Coding, as with so many things we do in life, is about correcting mistakes. You do something, you see what you did wrong, you correct. When you’re coding, this is known as debugging. Write a little code, run your code, get errors, debug.
A tool called a debugger lets you see the inner workings of the program to locate problems. The work of debugging means finding mistakes, rewriting, and trying again. And again. Bit by bit, the program will start to work.
Debugging is the hard part of programming. Understanding the difference between what your program does and what you want it to do is a challenge even to professionals. Without a debugger it’s harder still -- tricky for professionals, cause to quit for amateurs.

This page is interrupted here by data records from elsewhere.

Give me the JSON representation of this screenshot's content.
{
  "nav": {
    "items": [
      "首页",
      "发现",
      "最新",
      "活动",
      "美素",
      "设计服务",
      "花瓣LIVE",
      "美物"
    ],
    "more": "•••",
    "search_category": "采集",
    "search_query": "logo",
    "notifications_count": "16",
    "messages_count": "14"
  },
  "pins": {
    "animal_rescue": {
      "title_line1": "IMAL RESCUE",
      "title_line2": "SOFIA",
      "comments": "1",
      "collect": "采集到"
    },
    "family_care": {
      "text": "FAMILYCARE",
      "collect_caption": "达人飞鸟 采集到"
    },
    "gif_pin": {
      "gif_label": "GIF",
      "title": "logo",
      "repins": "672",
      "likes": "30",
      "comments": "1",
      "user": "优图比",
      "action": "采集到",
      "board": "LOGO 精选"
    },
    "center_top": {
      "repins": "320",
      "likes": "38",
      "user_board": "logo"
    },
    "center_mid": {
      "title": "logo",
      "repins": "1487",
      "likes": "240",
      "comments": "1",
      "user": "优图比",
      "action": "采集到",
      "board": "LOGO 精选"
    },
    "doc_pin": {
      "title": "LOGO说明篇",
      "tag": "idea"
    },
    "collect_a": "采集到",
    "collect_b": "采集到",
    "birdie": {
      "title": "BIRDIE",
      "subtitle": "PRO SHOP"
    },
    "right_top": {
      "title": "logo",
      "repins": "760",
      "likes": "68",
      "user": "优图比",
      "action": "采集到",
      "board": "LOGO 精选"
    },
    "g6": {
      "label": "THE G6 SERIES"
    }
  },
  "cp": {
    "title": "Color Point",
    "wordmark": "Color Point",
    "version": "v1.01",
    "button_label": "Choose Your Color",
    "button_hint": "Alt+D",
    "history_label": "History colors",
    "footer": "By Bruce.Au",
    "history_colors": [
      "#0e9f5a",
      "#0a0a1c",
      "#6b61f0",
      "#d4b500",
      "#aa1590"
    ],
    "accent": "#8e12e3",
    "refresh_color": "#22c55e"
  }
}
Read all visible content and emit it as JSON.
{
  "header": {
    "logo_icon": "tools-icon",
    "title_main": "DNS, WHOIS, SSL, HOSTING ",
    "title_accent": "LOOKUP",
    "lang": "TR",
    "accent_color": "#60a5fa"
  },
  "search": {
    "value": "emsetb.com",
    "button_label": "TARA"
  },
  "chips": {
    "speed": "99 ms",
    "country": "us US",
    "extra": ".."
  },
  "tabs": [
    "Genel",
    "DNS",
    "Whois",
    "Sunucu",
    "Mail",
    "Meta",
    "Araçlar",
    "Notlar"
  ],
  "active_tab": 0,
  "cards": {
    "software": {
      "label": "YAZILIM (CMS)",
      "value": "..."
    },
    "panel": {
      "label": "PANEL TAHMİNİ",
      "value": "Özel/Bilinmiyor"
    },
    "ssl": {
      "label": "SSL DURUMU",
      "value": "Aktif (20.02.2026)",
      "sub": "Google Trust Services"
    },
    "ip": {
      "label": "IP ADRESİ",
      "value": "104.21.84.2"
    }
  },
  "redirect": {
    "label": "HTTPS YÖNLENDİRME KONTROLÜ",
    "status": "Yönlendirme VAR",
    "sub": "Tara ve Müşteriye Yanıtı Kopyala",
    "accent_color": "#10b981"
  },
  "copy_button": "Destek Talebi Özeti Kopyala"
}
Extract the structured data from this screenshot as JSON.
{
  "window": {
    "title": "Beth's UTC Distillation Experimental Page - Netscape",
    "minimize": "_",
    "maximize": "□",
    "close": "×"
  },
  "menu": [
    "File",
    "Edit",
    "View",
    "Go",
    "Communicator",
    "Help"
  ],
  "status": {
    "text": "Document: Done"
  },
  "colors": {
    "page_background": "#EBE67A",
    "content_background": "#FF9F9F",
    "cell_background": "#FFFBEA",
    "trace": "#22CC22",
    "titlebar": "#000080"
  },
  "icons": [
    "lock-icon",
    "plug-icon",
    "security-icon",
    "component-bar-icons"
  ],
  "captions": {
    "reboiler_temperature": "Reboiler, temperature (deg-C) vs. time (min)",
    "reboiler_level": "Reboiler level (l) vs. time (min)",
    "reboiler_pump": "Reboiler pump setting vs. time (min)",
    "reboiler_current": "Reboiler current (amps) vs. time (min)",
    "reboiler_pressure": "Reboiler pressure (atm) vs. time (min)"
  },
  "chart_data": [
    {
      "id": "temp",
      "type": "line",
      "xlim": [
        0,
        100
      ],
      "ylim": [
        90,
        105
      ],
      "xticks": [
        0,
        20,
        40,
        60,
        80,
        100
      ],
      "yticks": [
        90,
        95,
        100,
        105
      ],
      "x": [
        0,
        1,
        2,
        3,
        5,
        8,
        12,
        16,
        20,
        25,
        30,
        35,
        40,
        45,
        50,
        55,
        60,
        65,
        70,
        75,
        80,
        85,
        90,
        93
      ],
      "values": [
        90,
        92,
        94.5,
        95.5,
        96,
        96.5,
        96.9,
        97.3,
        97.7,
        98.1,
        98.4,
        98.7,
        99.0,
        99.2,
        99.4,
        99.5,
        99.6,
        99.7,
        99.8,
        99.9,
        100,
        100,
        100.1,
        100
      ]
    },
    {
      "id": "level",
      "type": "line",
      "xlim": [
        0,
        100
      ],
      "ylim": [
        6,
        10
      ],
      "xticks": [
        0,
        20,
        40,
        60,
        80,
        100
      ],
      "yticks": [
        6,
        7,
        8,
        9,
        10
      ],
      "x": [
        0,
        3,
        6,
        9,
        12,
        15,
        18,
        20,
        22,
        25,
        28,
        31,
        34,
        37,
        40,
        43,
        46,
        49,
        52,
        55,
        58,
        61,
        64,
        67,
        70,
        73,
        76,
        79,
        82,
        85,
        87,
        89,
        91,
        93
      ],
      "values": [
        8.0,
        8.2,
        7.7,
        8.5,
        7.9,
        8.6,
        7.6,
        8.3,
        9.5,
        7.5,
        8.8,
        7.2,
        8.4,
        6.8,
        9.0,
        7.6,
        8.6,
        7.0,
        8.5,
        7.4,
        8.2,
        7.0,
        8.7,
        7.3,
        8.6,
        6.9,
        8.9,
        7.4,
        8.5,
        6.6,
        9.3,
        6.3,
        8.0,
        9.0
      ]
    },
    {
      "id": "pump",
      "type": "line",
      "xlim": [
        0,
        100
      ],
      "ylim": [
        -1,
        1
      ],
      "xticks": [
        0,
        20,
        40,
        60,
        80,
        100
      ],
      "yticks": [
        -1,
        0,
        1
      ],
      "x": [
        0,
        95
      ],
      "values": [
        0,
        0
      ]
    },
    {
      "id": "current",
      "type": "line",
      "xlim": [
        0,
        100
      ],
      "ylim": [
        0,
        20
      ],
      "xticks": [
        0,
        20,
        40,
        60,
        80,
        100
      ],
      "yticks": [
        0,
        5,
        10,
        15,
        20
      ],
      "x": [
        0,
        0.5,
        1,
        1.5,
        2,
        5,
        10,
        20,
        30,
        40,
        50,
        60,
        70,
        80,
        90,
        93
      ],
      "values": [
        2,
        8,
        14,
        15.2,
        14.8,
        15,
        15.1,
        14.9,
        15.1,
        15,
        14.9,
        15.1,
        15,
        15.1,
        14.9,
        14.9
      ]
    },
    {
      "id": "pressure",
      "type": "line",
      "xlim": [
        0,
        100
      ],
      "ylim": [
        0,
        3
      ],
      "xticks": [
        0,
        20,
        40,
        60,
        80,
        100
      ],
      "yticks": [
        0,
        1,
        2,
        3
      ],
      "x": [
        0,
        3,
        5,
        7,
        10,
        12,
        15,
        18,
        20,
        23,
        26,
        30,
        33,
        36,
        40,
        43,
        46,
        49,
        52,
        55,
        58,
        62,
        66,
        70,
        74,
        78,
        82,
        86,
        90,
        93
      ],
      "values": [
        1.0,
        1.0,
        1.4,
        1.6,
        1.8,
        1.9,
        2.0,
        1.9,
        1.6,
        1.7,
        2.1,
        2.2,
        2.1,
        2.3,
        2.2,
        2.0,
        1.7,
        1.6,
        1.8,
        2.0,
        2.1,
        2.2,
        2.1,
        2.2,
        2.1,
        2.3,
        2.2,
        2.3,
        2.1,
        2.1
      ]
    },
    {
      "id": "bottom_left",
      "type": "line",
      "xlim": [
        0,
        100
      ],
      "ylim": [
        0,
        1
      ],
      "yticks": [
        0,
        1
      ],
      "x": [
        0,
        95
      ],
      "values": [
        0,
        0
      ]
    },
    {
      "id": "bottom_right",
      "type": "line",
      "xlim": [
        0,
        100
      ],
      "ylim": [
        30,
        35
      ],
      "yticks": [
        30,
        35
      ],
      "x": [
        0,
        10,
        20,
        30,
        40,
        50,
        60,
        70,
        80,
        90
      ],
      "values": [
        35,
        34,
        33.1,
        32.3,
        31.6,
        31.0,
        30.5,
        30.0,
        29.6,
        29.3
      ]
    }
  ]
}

So why do most systems for learning programming come without a friendly debugger?
Sure, you can use the built-in debugging tools that come with the programming language, but they’re not made for beginners. They’re engineering tools, not teaching tools.
We realized that for new code learners to make it past the dragons, demons and debuggers to the inner sanctum of understanding coding we needed to provide them with a way to get there. So we created a friendly debugger.
It’s not as simple as debugger X is not friendly and debugger Y is friendly. It’s more than that. It’s about how the learner experiences the process of learning about what a debugger is and then how they will come to use debuggers once they get the hang of it.
And here’s the lightbulb fireworks part:
A debugger is a tool that developers use.
A debugger in its native form is not something that learners need to wrestle with.
Here is an error message (not an important one) if you open the Chrome debugger:
DevTools failed to load SourceMap:
Could not load content for
HTTP error: status code 404, net::ERR_UNKNOWN_URL_SCHEME
If you’re already an engineer you already know what this is, but for learners, that kind of impenetrable text can be a deal breaker. For teachers, it’s a helluva tall order to teach learners to use.
How many more learners would make it to the next level if they were given a more friendly path to learn to use a debugger? Remember that debugging is the thing that allows students to move to an intermediate level of skill with coding.
Why do we have this concept that it needs to be hard to learn to code?
I think it comes down to kind of a protective barrier in the tech paradigm that says “it’s not for everyone.” And there’s something to that. Not everyone wants to be a programmer.
But as with reading, though not everyone is going to be a prolific reader, we teach everyone how to do it, and we recognize literacy as a basic educational duty.
We’ve reached the point in our social and economic relationship to technology that this level of literacy with coding is needed.
The paradigm is shifting every day, of course. There are people working on solving the problem of making tech accessible to users, decision makers, and engineers. Teachers working with kids in electives and AP classes and even some elementary schools embracing early coding processes.
What I’m doing writing this blog is sharing an innovation that will bring coding literacy to students and support learners not giving up.
Maybe you don’t want to grow up to be a programmer, but you have the choice. You know what a @#〄!ሂሙⴲ*$ debugger is and you’re not afraid to use it.